Himself an alumnus of the university, he wondered, if schools in the country can have a health programme, why not colleges and universities, because 35% of the health issues develop during adolescence and need to be identified and checked at that stage itself.

Niti Aayog member Prof (Dr) Vinod K Paul (left) at PU on Wednesday

Photos By : Life In Chandigarh

With PGI Director Prof (Dr) Jagat Ram seated on the dais as Guest of Honour (both hail from Himachal Pradesh), Prof Paul remarked “With such a prestigious healthcare institution of national importance right next to you, why can’t we make Panjab Univesity a role model health-promoting university in collaboration with the PGI. Can we have a preventive-promotive health action by creating a health and wellness buzzzzzzzz......”

He rubbed it in further saying “the health programme should not be by default, or minimalistic. I would like to see health and wellness become a flagship programme in Panjab University. This can be one of the missions of the university: “Our students enjoy a very high level of health; for them healthy lifestyle and wellness is a way of life!”

Making out a case why the country needs to invest effectively in the youth of the country, and why health was a crucial part of that pursuit, Prof Paul said “we have just about 3 decades to harness our demographic dividend of being a very young nation - with half our population under 25 years of age, two-thirds under 35 years and overall average age being 29 - and maximise our economic growth potential. This generation is going to make a difference, providing we are able to create pathways for their potential to be optimally utilised.
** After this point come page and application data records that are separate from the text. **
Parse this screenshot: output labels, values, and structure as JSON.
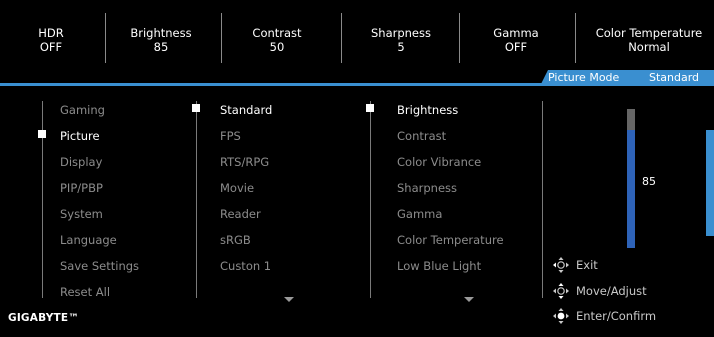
{
  "status_bar": [
    {
      "name": "HDR",
      "value": "OFF"
    },
    {
      "name": "Brightness",
      "value": "85"
    },
    {
      "name": "Contrast",
      "value": "50"
    },
    {
      "name": "Sharpness",
      "value": "5"
    },
    {
      "name": "Gamma",
      "value": "OFF"
    },
    {
      "name": "Color Temperature",
      "value": "Normal"
    }
  ],
  "mode": {
    "label": "Picture Mode",
    "value": "Standard"
  },
  "main_menu": {
    "items": [
      "Gaming",
      "Picture",
      "Display",
      "PIP/PBP",
      "System",
      "Language",
      "Save Settings",
      "Reset All"
    ],
    "selected": "Picture"
  },
  "picture_modes": {
    "items": [
      "Standard",
      "FPS",
      "RTS/RPG",
      "Movie",
      "Reader",
      "sRGB",
      "Custon 1"
    ],
    "selected": "Standard"
  },
  "settings": {
    "items": [
      "Brightness",
      "Contrast",
      "Color Vibrance",
      "Sharpness",
      "Gamma",
      "Color Temperature",
      "Low Blue Light"
    ],
    "selected": "Brightness"
  },
  "slider": {
    "value": "85",
    "level": 0.85
  },
  "help": [
    {
      "icon": "joystick-left-icon",
      "label": "Exit"
    },
    {
      "icon": "joystick-move-icon",
      "label": "Move/Adjust"
    },
    {
      "icon": "joystick-press-icon",
      "label": "Enter/Confirm"
    }
  ],
  "logo": "GIGABYTE™",
  "colors": {
    "accent": "#3a8fd0",
    "slider_fill": "#2e63b8",
    "background": "#000000"
  }
}
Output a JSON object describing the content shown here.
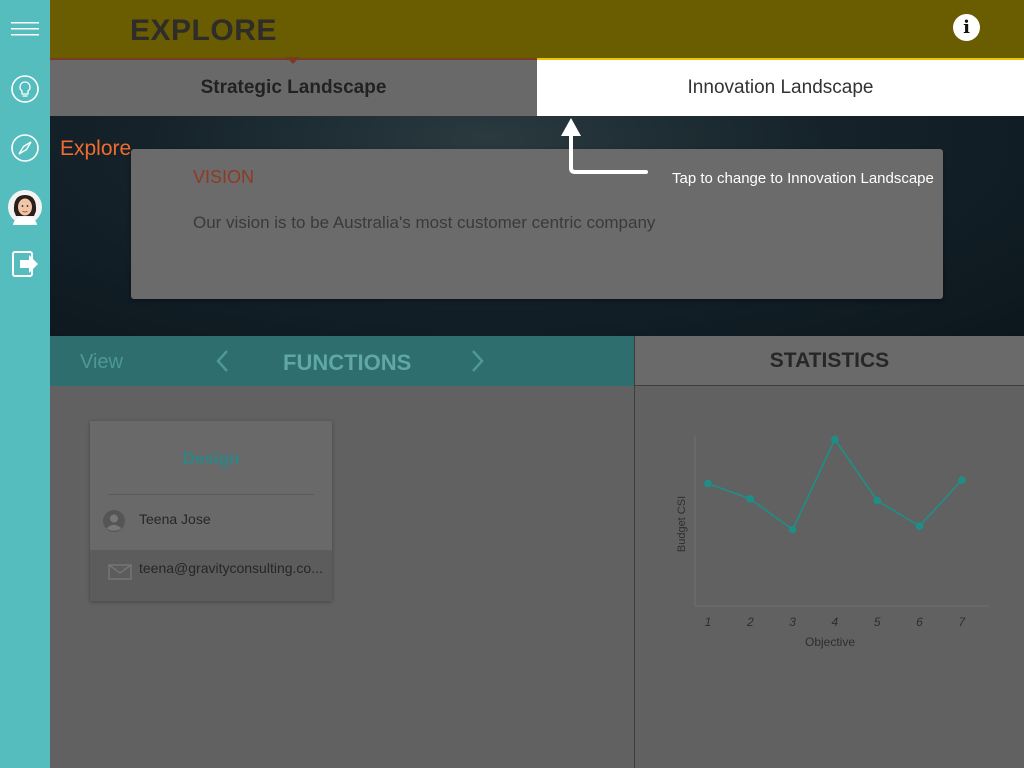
{
  "header": {
    "title": "EXPLORE",
    "info_icon": "info-icon"
  },
  "sidebar": {
    "items": [
      {
        "icon": "menu-icon"
      },
      {
        "icon": "lightbulb-icon"
      },
      {
        "icon": "compass-icon"
      },
      {
        "icon": "avatar"
      },
      {
        "icon": "logout-icon"
      }
    ]
  },
  "tabs": [
    {
      "label": "Strategic Landscape",
      "selected": true
    },
    {
      "label": "Innovation Landscape",
      "selected": false
    }
  ],
  "hero": {
    "explore_label": "Explore",
    "vision_heading": "VISION",
    "vision_text": "Our vision is to be Australia's most customer centric company",
    "hint": "Tap to change to Innovation Landscape"
  },
  "functions": {
    "view_label": "View",
    "title": "FUNCTIONS",
    "card": {
      "role": "Design",
      "name": "Teena Jose",
      "email": "teena@gravityconsulting.co..."
    }
  },
  "statistics": {
    "title": "STATISTICS"
  },
  "colors": {
    "teal": "#55bdbe",
    "header": "#6a5c00",
    "accent_orange": "#ef6b2f",
    "series": "#1e8f86"
  },
  "chart_data": {
    "type": "line",
    "x": [
      1,
      2,
      3,
      4,
      5,
      6,
      7
    ],
    "values": [
      7.2,
      6.3,
      4.5,
      9.8,
      6.2,
      4.7,
      7.4
    ],
    "xlabel": "Objective",
    "ylabel": "Budget CSI",
    "ylim": [
      0,
      10
    ]
  }
}
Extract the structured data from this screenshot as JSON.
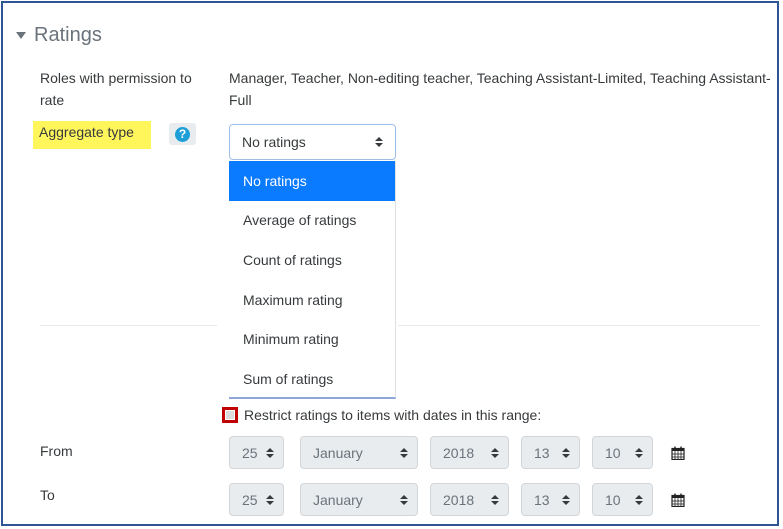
{
  "section": {
    "title": "Ratings"
  },
  "roles": {
    "label": "Roles with permission to rate",
    "value": "Manager, Teacher, Non-editing teacher, Teaching Assistant-Limited, Teaching Assistant-Full"
  },
  "aggregate": {
    "label": "Aggregate type",
    "help_icon_text": "?",
    "selected": "No ratings",
    "options": [
      "No ratings",
      "Average of ratings",
      "Count of ratings",
      "Maximum rating",
      "Minimum rating",
      "Sum of ratings"
    ]
  },
  "restrict": {
    "label": "Restrict ratings to items with dates in this range:"
  },
  "from": {
    "label": "From",
    "day": "25",
    "month": "January",
    "year": "2018",
    "hour": "13",
    "minute": "10"
  },
  "to": {
    "label": "To",
    "day": "25",
    "month": "January",
    "year": "2018",
    "hour": "13",
    "minute": "10"
  },
  "colors": {
    "highlight": "#fff65c",
    "selected_option": "#0a7bff",
    "help_icon": "#1f9fd7",
    "checkbox_outline": "#c00000",
    "frame": "#2f5597"
  },
  "icons": {
    "section_toggle": "caret-down-icon",
    "help": "question-circle-icon",
    "calendar": "calendar-icon"
  }
}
One of the imperatives for our nation becoming a top economic and political power is to keep this young population in good physical and mental shape.”

Listing out the key health issues the youth of the nation are facing, which need to be tackled at an individual level and at the level of the society and government, he said though we may not realise this but anaemia is a big issue. A recent survey had pointed to half the adult population in the country being anaemic. A UGC paper has highlighted high level incidence of various psychological issues among the school and college going children, he added.

Among the other lifestyle-related health concerns were large sections of youth being overweight or obese, lack of adequate sleep, addiction to mobiles, hypertension, etc.

Later talking to lifeinchandigarh.com on the phone, Prof Paul addressed concerns over adequate budgetary provisions not being made by successive governments for healthcare, and not enough efforts being made to tackle other factors which impact the health of the nation,  like air and water pollution, sanitation, food adulteration, etc.

Pointing to Prime Minister Narendra Modi’s pronouncement earlier this month to double the health expenditure in the country to 2.5 percent of the Gross Domestic Product (GDP), he said it was reinforcement of the commitment made in the national policy. Even otherwise budgetary constraints were not being allowed to come in the way of making additional expenditure on healthcare as was evident from the Rs 700 crore-plus worth of free treatment provided to the poor within months of the launch of the Ayushman Bharat health insurance scheme, he asserted.